There is a certain amount of vision loss that your older patients can expect over time as part of the natural aging process.
This will usually show up in the form of blurriness as a result of dry eyes because the natural eye lubrication process is not working as effectively as when your patients were younger. However, if your patients start to have noticeable vision loss, particularly around the central part of their field of vision, that is more likely than not the result of macular degeneration, rather than just simply the effects of aging.
Fortunately, there appears to be some evidence that supplementing your patients’ diets with lutein may help protect their vision against macular degeneration.
Fast facts about macular degeneration
Macular degeneration is the deterioration of the center of the retina (the macula), which is the back layer of the eye that records the images we see, and then sends those images to the brain. It will show up as a loss of vision right in the center of the eye.1 Dry macular degeneration is the most common type (approximately 85 percent of cases), which does not involve any blood or serum leakage.
In such cases, the retina atrophies.1 In the less-common wet type of macular degeneration, blood vessels grow under the retina and macula, and leak. This can cause the retina and macula to lift up and bulge.

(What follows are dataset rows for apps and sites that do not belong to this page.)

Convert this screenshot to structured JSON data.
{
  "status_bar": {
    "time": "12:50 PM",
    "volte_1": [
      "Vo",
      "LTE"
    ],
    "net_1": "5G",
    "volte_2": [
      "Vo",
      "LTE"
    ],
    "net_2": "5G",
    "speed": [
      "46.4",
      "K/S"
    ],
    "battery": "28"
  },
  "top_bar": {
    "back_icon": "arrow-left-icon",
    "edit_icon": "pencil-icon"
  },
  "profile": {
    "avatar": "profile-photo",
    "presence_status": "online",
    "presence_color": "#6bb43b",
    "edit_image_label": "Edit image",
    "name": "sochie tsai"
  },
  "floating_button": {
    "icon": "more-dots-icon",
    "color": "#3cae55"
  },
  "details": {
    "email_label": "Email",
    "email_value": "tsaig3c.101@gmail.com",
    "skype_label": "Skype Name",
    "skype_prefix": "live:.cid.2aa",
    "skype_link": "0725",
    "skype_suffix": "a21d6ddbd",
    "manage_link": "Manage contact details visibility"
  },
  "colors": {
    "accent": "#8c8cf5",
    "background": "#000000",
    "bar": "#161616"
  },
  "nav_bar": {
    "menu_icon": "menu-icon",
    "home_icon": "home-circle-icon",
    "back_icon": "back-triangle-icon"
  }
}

Macular degeneration is the leading cause of irreversible vision loss in America, affecting more than 10 million people over the age of 60. The risk for developing macular degeneration increases dramatically with age, going from 2 percent for adults between the ages of 50 and 59, to almost 30 percent for those over the age of 75.2
Good sources of lutein

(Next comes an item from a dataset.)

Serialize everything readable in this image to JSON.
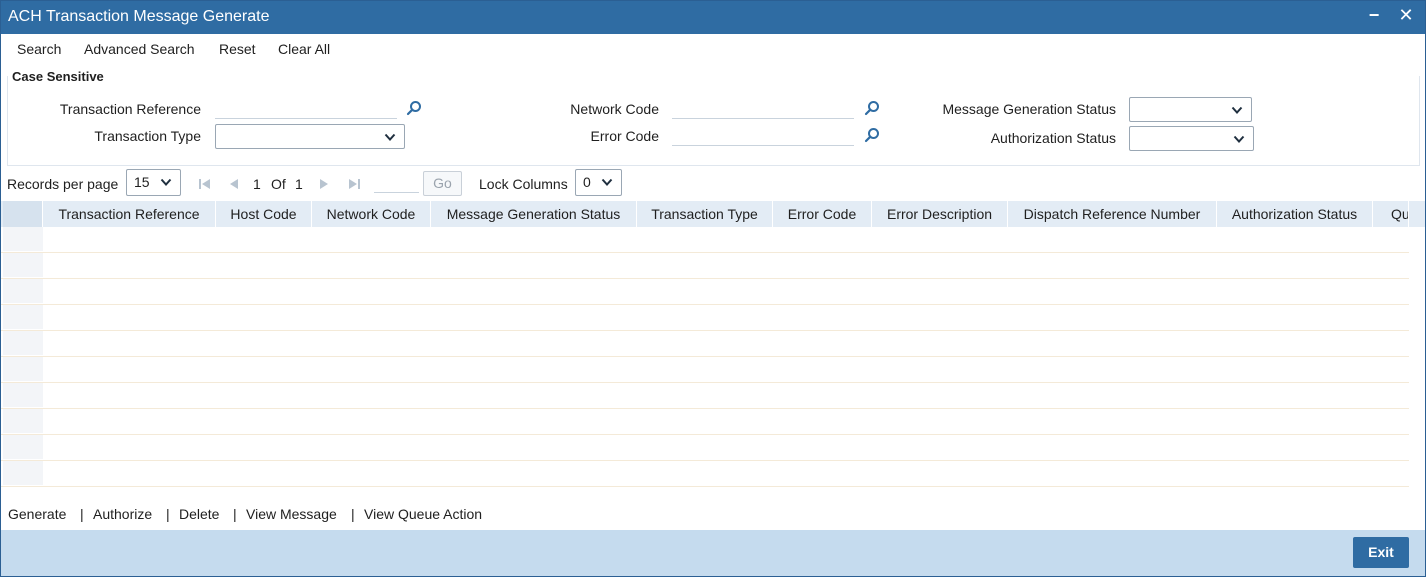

While there are lutein supplements available, the best sources are from fresh vegetables, particularly spinach and kale. Other good sources include: carrots, broccoli, red and yellow peppers, sweet corn, and tomatoes.
Can lutein protect against macular degeneration?
A small pilot study published in the Journal of the American Optometry Association examined the effect of lutein on the progression of macular degeneration.3 Fourteen subjects between the ages of 51 and 79, with symptoms of advanced macular degeneration, added four to seven weekly servings of spinach into their regular diet.
At the end of 12 months, the subjects reported improvement in various symptoms, such as blurry vision and loss of central vision.3
A more recent meta-analysis, published in Ophthalmic Research, pooled together the results of a number of smaller studies to find similar patterns among the findings.4 The researchers found that lutein supplementation did appear to improve macular degeneration symptoms. Furthermore, a dose of 10 mg appeared to be the most effective.
- What is macular degeneration? American Macular Degeneration Foundation. Accessed July 24, 2017.
- Friedman DS, O’Colmain BJ, Muñoz B, et al. (2004). Prevalence of age-related macular degeneration in the United States. Archives of Ophthalmology, 122(4), 564-572.
- Richer S. (1999). ARMD–pilot (case series) environmental intervention data. Journal of the American Optometry Association, 70(1), 24-36.
- Wang X, Jiang C, Zhang Y, et al. (2014). Role of lutein supplementation in the management of age-related macular degeneration: meta-analysis of randomized controlled trials. Ophthalmic Research, 52(4), 198-205.